One Year Later, Justice Still Not Served:
Remembering the Death of Rachel Corrie
by Elizabeth Corrie
Published on Tuesday, March 2, 2004 by CommonDreams.org
Only a year ago, the approach of the month of March would have held the same positive associations for me as it has for many - the beginning of the end of winter, the promise of springtime and even summer not too far behind. This year, and for every year for the rest of my life, the approach of March will mean something else entirely - the anniversary of the brutal death of my cousin, Rachel Corrie. On March 16th, 2003, an Israeli soldier and his commander ran over Rachel with a 9 ton, Caterpillar bulldozer while she stood - unarmed, clearly visible in her orange fluorescent jacket - protecting a Palestinian home slated for demolition by the Israeli army.
The death of Rachel Corrie, and the response that her case has - and has not - received, reveal several disturbing, indeed immoral and criminal, truths. First, Rachel died while attempting to prevent a home demolition, a common practice of the Israeli Army's collective punishment that has left more than 12,000 Palestinians - men, women, and children - homeless since the beginning of the second uprising in September 2000. This practice violates international law, including the Fourth Geneva Convention.
Second, Rachel was run over by a Caterpillar bulldozer, manufactured in the United States and sent to Israel as part of the United States' regular aid package to the State of Israel, which amounts to at least $3-4 billion annually, all of which comes from U.S. taxpayers. The use of Caterpillar bulldozers to destroy civilian homes, not to mention to run over unarmed human rights activists, violates U.S. law, including the U.S. Arms Export Control Act, which prohibits the use of U.S. military aid against civilians.

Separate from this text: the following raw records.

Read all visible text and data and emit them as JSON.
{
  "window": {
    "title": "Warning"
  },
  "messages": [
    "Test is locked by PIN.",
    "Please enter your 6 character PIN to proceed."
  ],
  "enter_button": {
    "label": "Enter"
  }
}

Third, the self-acquittal of the Israeli Army for Rachel's death and the resistance of the State of Israel to an independent investigation into this case reveals both the Sharon administration's unwillingness to take responsibility for the death of a US citizen and the Bush administration's cowardice in allowing another nation to attack US citizens with impunity.
Fourth, Rachel's death was in fact only the first of several Israeli attacks on foreign citizens in the West Bank and Gaza - Brian Avery, from New Mexico, was shot in the face on April 5th, Tom Hurndall, a U.K. citizen, was shot in the head on April 11th, and died on January 13th, and James Miller, another U.K. citizen, was shot and killed in April as well. To date, in only Hurndall's case will the Israeli soldier responsible for the attack face trial, and this because the British government, after several months, finally responded to the overwhelming evidence presented by the Hurndall family.
As we approach March 16th, residents and citizens of the United States should ask themselves how it is that an unarmed United States citizen can be killed with impunity by a soldier from an allied nation receiving massive United States aid, using a product manufactured in the United States by a United States corporation and paid for with United States tax dollars. When three Americans were killed, presumably by Palestinians, in an explosion on October 15th, 2003 as they traveled through Gaza, the FBI came within 24 hours to investigate the deaths. After one year, neither the FBI, nor any other US-led team has done anything to investigate the death of an American, knowingly killed by an Israeli.
Why the double standard? Perhaps this reveals the most disturbing truth of all.
Elizabeth Corrie lives in Atlanta, Georgia. She is a first cousin of Rachel Corrie